(MATERIAL FOR THIS EXERCISE)
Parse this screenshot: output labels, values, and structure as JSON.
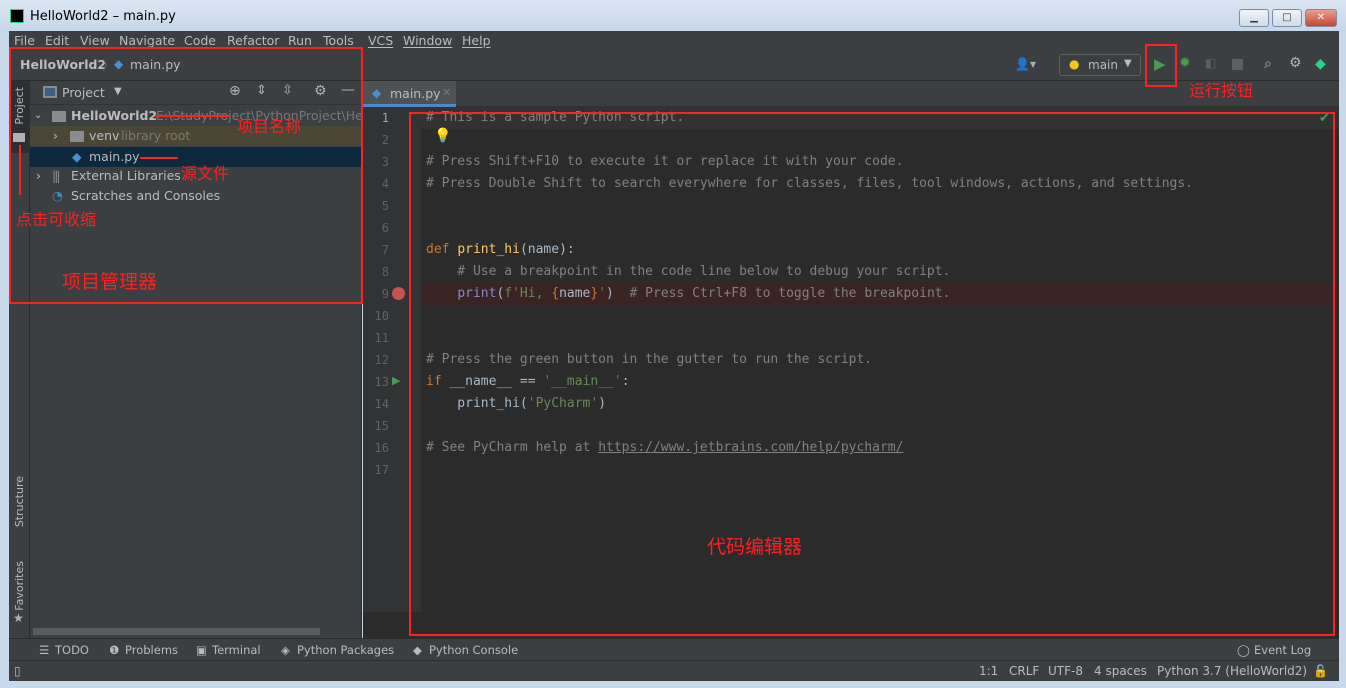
{
  "window": {
    "title": "HelloWorld2 – main.py",
    "min": "▁",
    "max": "□",
    "close": "✕"
  },
  "menu": [
    "File",
    "Edit",
    "View",
    "Navigate",
    "Code",
    "Refactor",
    "Run",
    "Tools",
    "VCS",
    "Window",
    "Help"
  ],
  "breadcrumb": {
    "project": "HelloWorld2",
    "file": "main.py"
  },
  "run_config": "main",
  "left_strip": {
    "project": "Project",
    "structure": "Structure",
    "favorites": "Favorites"
  },
  "project_panel": {
    "title": "Project",
    "tree": [
      {
        "label": "HelloWorld2",
        "hint": "E:\\StudyProject\\PythonProject\\Hello",
        "expanded": true,
        "bold": true
      },
      {
        "label": "venv",
        "hint": "library root"
      },
      {
        "label": "main.py",
        "selected": true
      },
      {
        "label": "External Libraries"
      },
      {
        "label": "Scratches and Consoles"
      }
    ]
  },
  "editor": {
    "tab": "main.py",
    "lines": [
      [
        {
          "t": "# This is a sample Python script.",
          "c": "#808080"
        }
      ],
      [],
      [
        {
          "t": "# Press Shift+F10 to execute it or replace it with your code.",
          "c": "#808080"
        }
      ],
      [
        {
          "t": "# Press Double Shift to search everywhere for classes, files, tool windows, actions, and settings.",
          "c": "#808080"
        }
      ],
      [],
      [],
      [
        {
          "t": "def ",
          "c": "#cc7832"
        },
        {
          "t": "print_hi",
          "c": "#ffc66d"
        },
        {
          "t": "(name):",
          "c": "#a9b7c6"
        }
      ],
      [
        {
          "t": "    # Use a breakpoint in the code line below to debug your script.",
          "c": "#808080"
        }
      ],
      [
        {
          "t": "    ",
          "c": "#a9b7c6"
        },
        {
          "t": "print",
          "c": "#8888c6"
        },
        {
          "t": "(",
          "c": "#a9b7c6"
        },
        {
          "t": "f'Hi, ",
          "c": "#6a8759"
        },
        {
          "t": "{",
          "c": "#cc7832"
        },
        {
          "t": "name",
          "c": "#a9b7c6"
        },
        {
          "t": "}",
          "c": "#cc7832"
        },
        {
          "t": "'",
          "c": "#6a8759"
        },
        {
          "t": ")  ",
          "c": "#a9b7c6"
        },
        {
          "t": "# Press Ctrl+F8 to toggle the breakpoint.",
          "c": "#808080"
        }
      ],
      [],
      [],
      [
        {
          "t": "# Press the green button in the gutter to run the script.",
          "c": "#808080"
        }
      ],
      [
        {
          "t": "if ",
          "c": "#cc7832"
        },
        {
          "t": "__name__ == ",
          "c": "#a9b7c6"
        },
        {
          "t": "'__main__'",
          "c": "#6a8759"
        },
        {
          "t": ":",
          "c": "#a9b7c6"
        }
      ],
      [
        {
          "t": "    print_hi(",
          "c": "#a9b7c6"
        },
        {
          "t": "'PyCharm'",
          "c": "#6a8759"
        },
        {
          "t": ")",
          "c": "#a9b7c6"
        }
      ],
      [],
      [
        {
          "t": "# See PyCharm help at ",
          "c": "#808080"
        },
        {
          "t": "https://www.jetbrains.com/help/pycharm/",
          "c": "#808080",
          "u": true
        }
      ],
      []
    ]
  },
  "tool_windows": [
    "TODO",
    "Problems",
    "Terminal",
    "Python Packages",
    "Python Console"
  ],
  "event_log": "Event Log",
  "status": {
    "position": "1:1",
    "line_sep": "CRLF",
    "encoding": "UTF-8",
    "indent": "4 spaces",
    "interpreter": "Python 3.7 (HelloWorld2)"
  },
  "annotations": {
    "project_name": "项目名称",
    "source_file": "源文件",
    "collapse": "点击可收缩",
    "project_manager": "项目管理器",
    "run_button": "运行按钮",
    "code_editor": "代码编辑器"
  },
  "colors": {
    "bg": "#2b2b2b",
    "panel": "#3c3f41",
    "selection": "#0d293e",
    "annotation": "#ff2020",
    "run": "#499c54"
  }
}
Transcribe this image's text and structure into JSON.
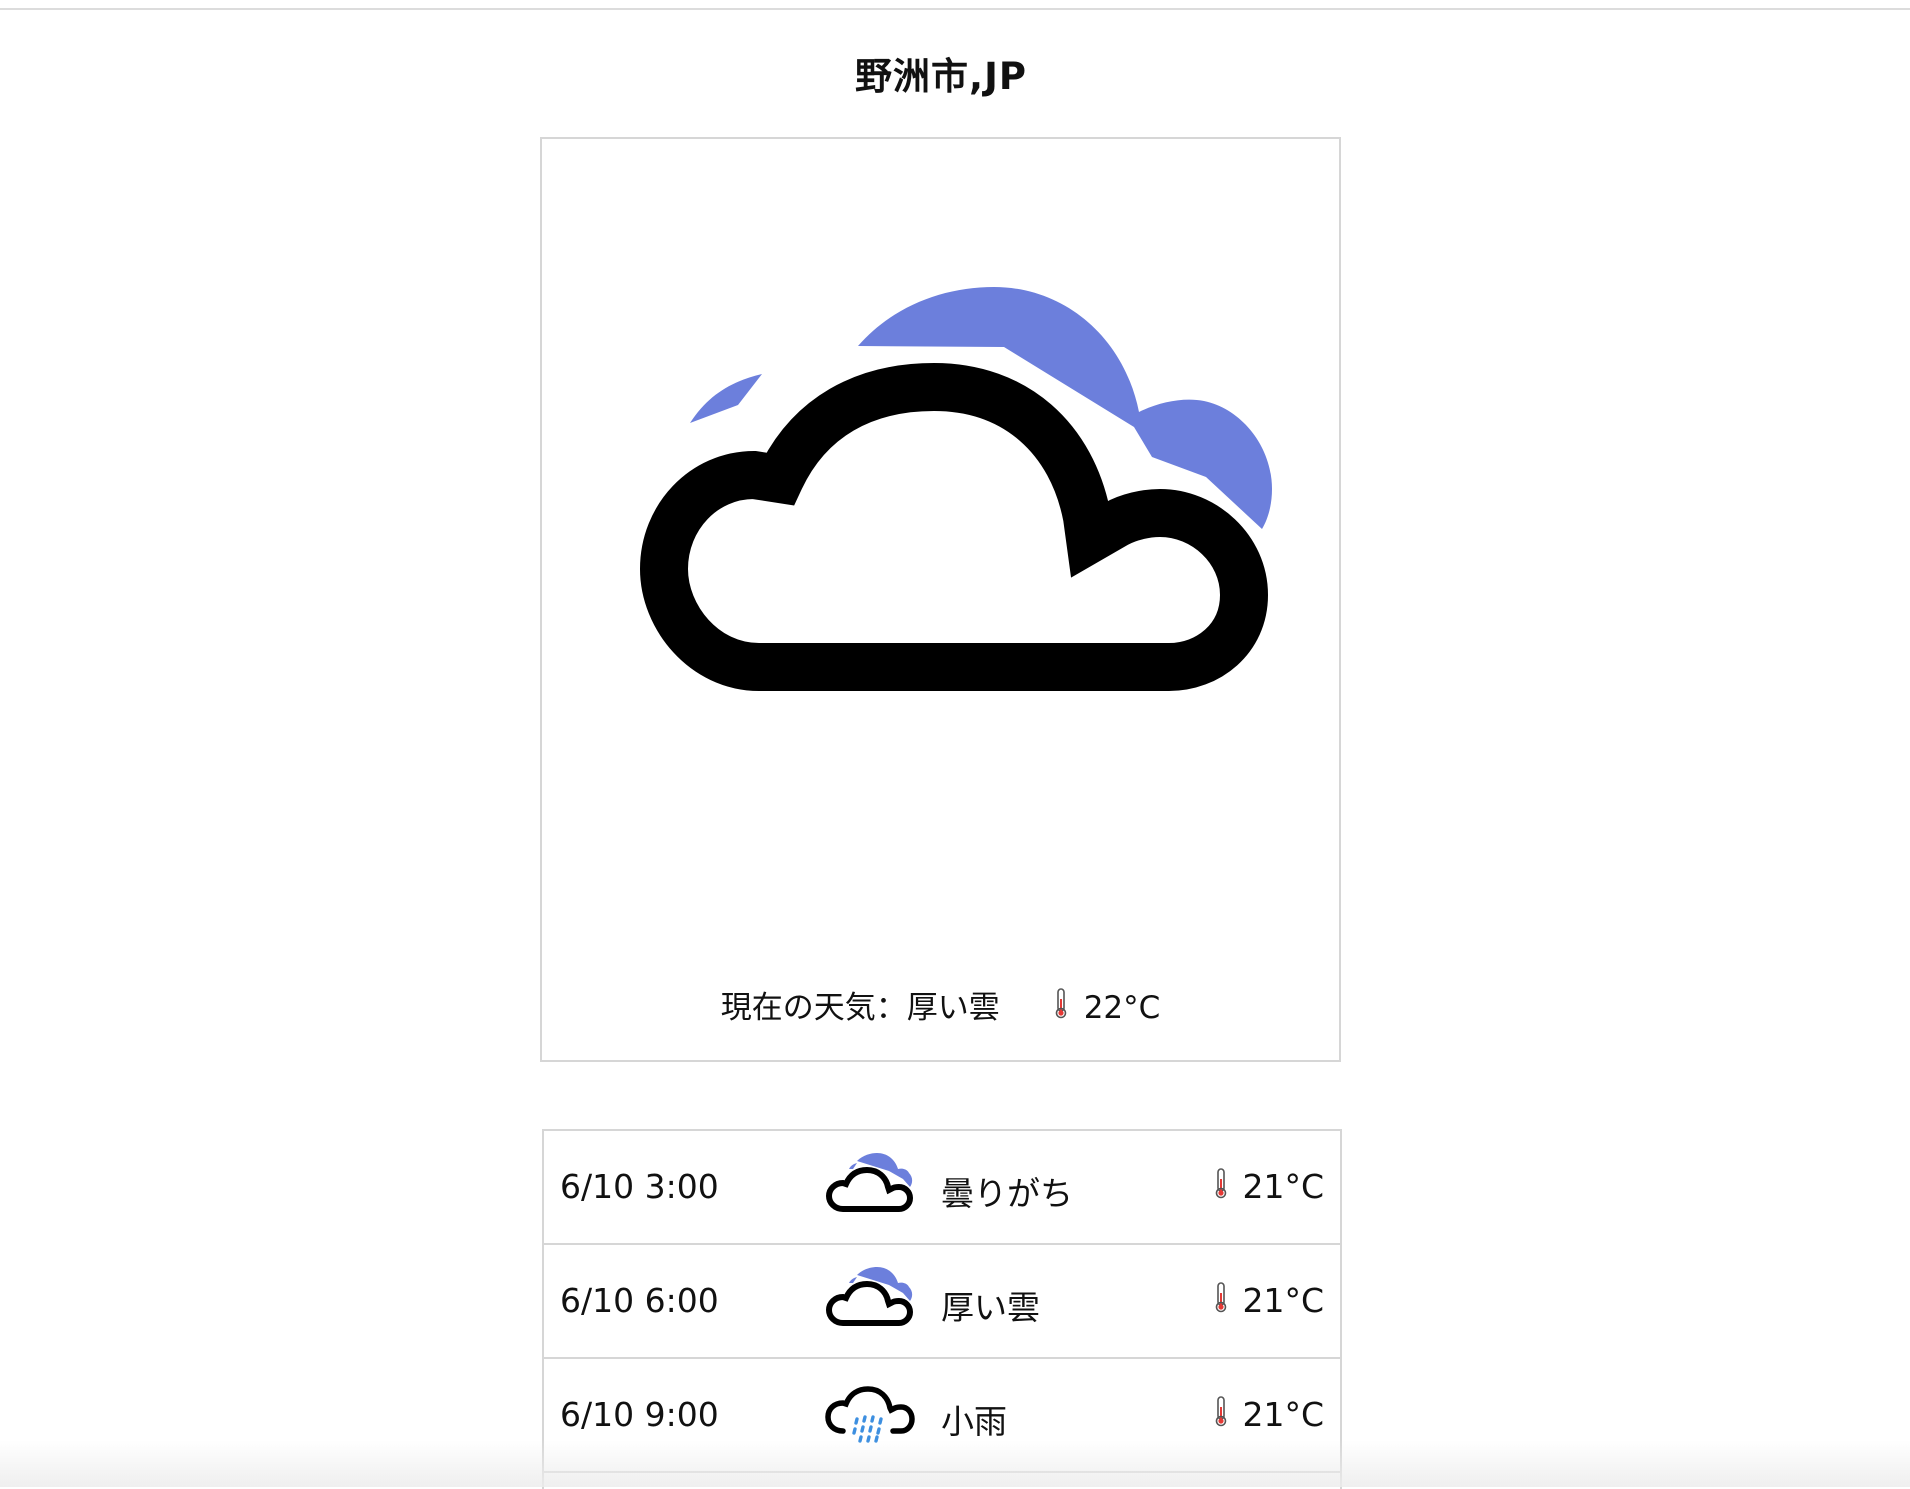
{
  "header": {
    "city": "野洲市,JP"
  },
  "current": {
    "label": "現在の天気：厚い雲",
    "temp": "22°C",
    "icon": "broken-clouds-icon"
  },
  "forecast": [
    {
      "time": "6/10 3:00",
      "desc": "曇りがち",
      "temp": "21°C",
      "icon": "broken-clouds-icon"
    },
    {
      "time": "6/10 6:00",
      "desc": "厚い雲",
      "temp": "21°C",
      "icon": "broken-clouds-icon"
    },
    {
      "time": "6/10 9:00",
      "desc": "小雨",
      "temp": "21°C",
      "icon": "light-rain-icon"
    }
  ],
  "colors": {
    "cloud_back": "#6c7fdc",
    "cloud_outline": "#000000",
    "rain": "#3d8fe0",
    "thermometer_red": "#e53935",
    "border": "#d6d6d6"
  }
}
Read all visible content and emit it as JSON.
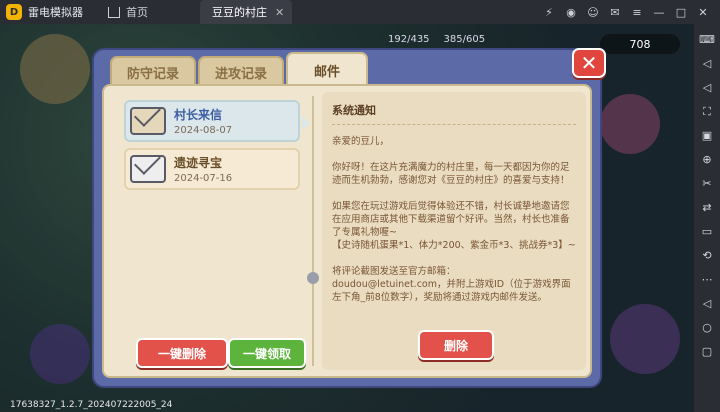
{
  "emulator": {
    "app_title": "雷电模拟器",
    "tabs": [
      {
        "label": "首页"
      },
      {
        "label": "豆豆的村庄"
      }
    ]
  },
  "game": {
    "stats": [
      "192/435",
      "385/605"
    ],
    "gems": "708",
    "build_id": "17638327_1.2.7_202407222005_24"
  },
  "mail_dialog": {
    "tabs": {
      "defense": "防守记录",
      "attack": "进攻记录",
      "mail": "邮件"
    },
    "close_label": "✕",
    "mails": [
      {
        "title": "村长来信",
        "date": "2024-08-07"
      },
      {
        "title": "遗迹寻宝",
        "date": "2024-07-16"
      }
    ],
    "buttons": {
      "delete_all": "一键删除",
      "claim_all": "一键领取",
      "delete": "删除"
    },
    "body": {
      "sender": "系统通知",
      "content": "亲爱的豆儿，\n\n你好呀！在这片充满魔力的村庄里，每一天都因为你的足迹而生机勃勃，感谢您对《豆豆的村庄》的喜爱与支持！\n\n如果您在玩过游戏后觉得体验还不错，村长诚挚地邀请您在应用商店或其他下载渠道留个好评。当然，村长也准备了专属礼物喔~\n【史诗随机蛋果*1、体力*200、紫金币*3、挑战券*3】~\n\n将评论截图发送至官方邮箱：\ndoudou@letuinet.com，并附上游戏ID（位于游戏界面左下角_前8位数字），奖励将通过游戏内邮件发送。"
    }
  }
}
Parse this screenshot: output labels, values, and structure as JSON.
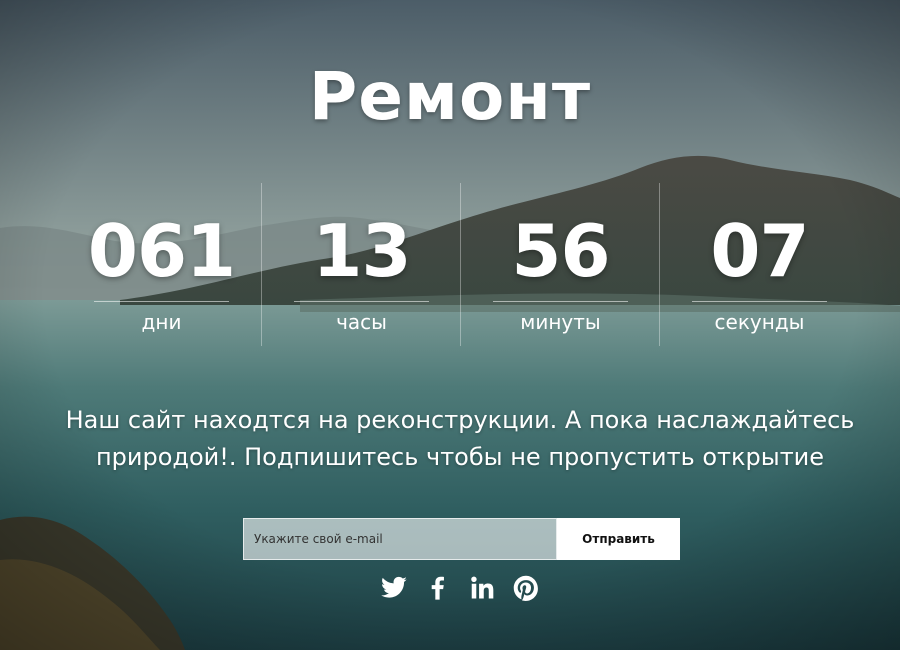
{
  "logo": {
    "text": "Ремонт"
  },
  "countdown": {
    "items": [
      {
        "value": "061",
        "label": "дни"
      },
      {
        "value": "13",
        "label": "часы"
      },
      {
        "value": "56",
        "label": "минуты"
      },
      {
        "value": "07",
        "label": "секунды"
      }
    ]
  },
  "message": {
    "line1": "Наш сайт находтся на реконструкции. А пока наслаждайтесь",
    "line2": "природой!. Подпишитесь чтобы не пропустить открытие"
  },
  "subscribe": {
    "placeholder": "Укажите свой e-mail",
    "button_label": "Отправить"
  },
  "social": [
    {
      "icon": "twitter-icon"
    },
    {
      "icon": "facebook-icon"
    },
    {
      "icon": "linkedin-icon"
    },
    {
      "icon": "pinterest-icon"
    }
  ],
  "colors": {
    "sky_top": "#4a5a66",
    "water": "#2d5a5c",
    "mountains": "#3e4a44",
    "text": "#ffffff",
    "button_bg": "#ffffff"
  }
}
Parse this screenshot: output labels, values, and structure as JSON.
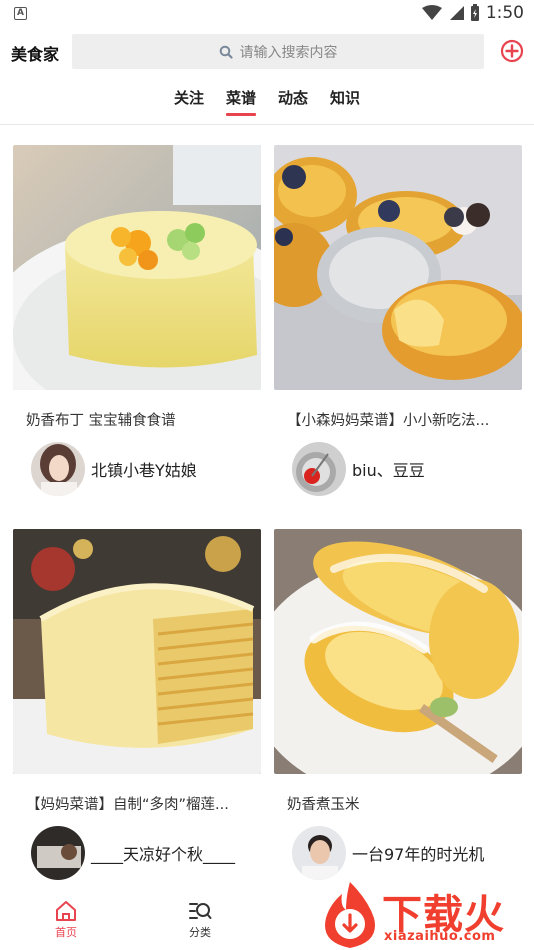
{
  "status_bar": {
    "time": "1:50",
    "badge": "A"
  },
  "header": {
    "app_name": "美食家",
    "search_placeholder": "请输入搜索内容"
  },
  "tabs": [
    {
      "label": "关注",
      "active": false
    },
    {
      "label": "菜谱",
      "active": true
    },
    {
      "label": "动态",
      "active": false
    },
    {
      "label": "知识",
      "active": false
    }
  ],
  "cards": [
    {
      "title": "奶香布丁 宝宝辅食食谱",
      "author": "北镇小巷Y姑娘"
    },
    {
      "title": "【小森妈妈菜谱】小小新吃法...",
      "author": "biu、豆豆"
    },
    {
      "title": "【妈妈菜谱】自制“多肉”榴莲...",
      "author": "____天凉好个秋____"
    },
    {
      "title": "奶香煮玉米",
      "author": "一台97年的时光机"
    }
  ],
  "bottom_nav": [
    {
      "label": "首页",
      "icon": "home-icon",
      "active": true
    },
    {
      "label": "分类",
      "icon": "category-search-icon",
      "active": false
    }
  ],
  "watermark": {
    "text": "下载火",
    "url": "xiazaihuo.com"
  },
  "colors": {
    "accent": "#e8444f",
    "watermark": "#f03f2e",
    "search_bg": "#eeeeee"
  }
}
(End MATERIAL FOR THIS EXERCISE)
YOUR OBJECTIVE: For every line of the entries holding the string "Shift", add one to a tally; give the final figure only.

TASK OUTPUT: 2